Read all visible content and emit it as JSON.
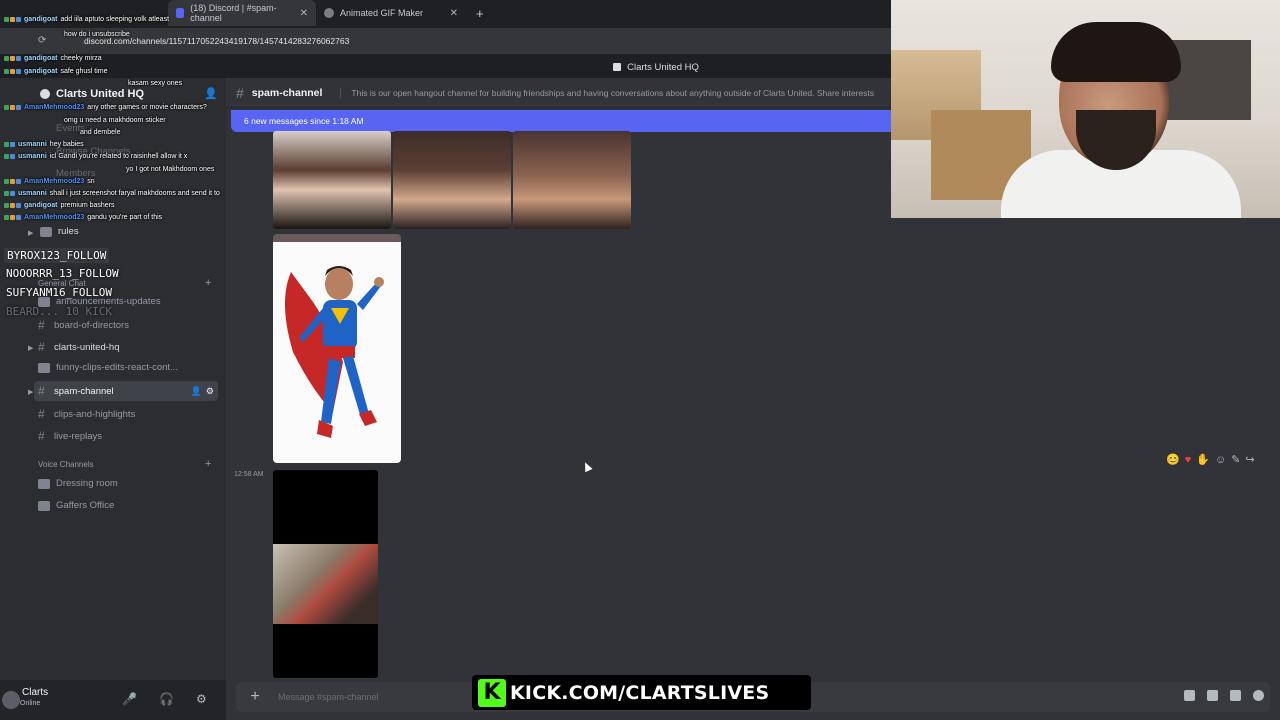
{
  "browser": {
    "tabs": [
      {
        "label": "(18) Discord | #spam-channel",
        "active": true
      },
      {
        "label": "Animated GIF Maker",
        "active": false
      }
    ],
    "url": "discord.com/channels/1157117052243419178/1457414283276062763"
  },
  "server": {
    "title": "Clarts United HQ",
    "name": "Clarts United HQ"
  },
  "sidebar": {
    "rules_label": "rules",
    "general_chat": "General Chat",
    "channels": [
      {
        "label": "announcements-updates"
      },
      {
        "label": "board-of-directors"
      },
      {
        "label": "clarts-united-hq"
      },
      {
        "label": "funny-clips-edits-react-cont..."
      },
      {
        "label": "spam-channel"
      },
      {
        "label": "clips-and-highlights"
      },
      {
        "label": "live-replays"
      }
    ],
    "voice_category": "Voice Channels",
    "voice_channels": [
      {
        "label": "Dressing room"
      },
      {
        "label": "Gaffers Office"
      }
    ],
    "hidden_items": [
      "Events",
      "Browse Channels",
      "Members"
    ]
  },
  "user": {
    "name": "Clarts",
    "status": "Online"
  },
  "channel": {
    "name": "spam-channel",
    "topic": "This is our open hangout channel for building friendships and having conversations about anything outside of Clarts United. Share interests",
    "new_messages_banner": "6 new messages since 1:18 AM",
    "timestamp": "12:58 AM",
    "composer_placeholder": "Message #spam-channel"
  },
  "stream_chat": [
    {
      "user": "gandigoat",
      "text": "add iila aptuto sleeping volk atleast"
    },
    {
      "user": "",
      "text": "how do i unsubscribe"
    },
    {
      "user": "gandigoat",
      "text": "cheeky mirza"
    },
    {
      "user": "gandigoat",
      "text": "safe ghusl time"
    },
    {
      "user": "",
      "text": "kasam sexy ones"
    },
    {
      "user": "AmanMehmood23",
      "text": "any other games or movie characters?"
    },
    {
      "user": "",
      "text": "omg u need a makhdoom sticker"
    },
    {
      "user": "",
      "text": "and dembele"
    },
    {
      "user": "usmanni",
      "text": "hey babies"
    },
    {
      "user": "usmanni",
      "text": "icl Gandi you're related to raisinhell allow it x"
    },
    {
      "user": "",
      "text": "yo I got not Makhdoom ones"
    },
    {
      "user": "AmanMehmood23",
      "text": "sn"
    },
    {
      "user": "usmanni",
      "text": "shall i just screenshot faryal makhdooms and send it to"
    },
    {
      "user": "gandigoat",
      "text": "premium bashers"
    },
    {
      "user": "AmanMehmood23",
      "text": "gandu you're part of this"
    }
  ],
  "follows": [
    {
      "text": "BYROX123_FOLLOW"
    },
    {
      "text": "NOOORRR_13_FOLLOW"
    },
    {
      "text": "SUFYANM16_FOLLOW"
    },
    {
      "text": "BEARD... 10 KICK"
    }
  ],
  "overlay": {
    "kick_letter": "K",
    "kick_url": "KICK.COM/CLARTSLIVES"
  },
  "colors": {
    "accent": "#5865f2",
    "kick_green": "#53fc18",
    "muted_red": "#f23f42"
  }
}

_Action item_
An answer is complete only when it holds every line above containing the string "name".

_Solution to this task_
    "name": "Clarts United HQ"
    "name": "Clarts",
    "name": "spam-channel",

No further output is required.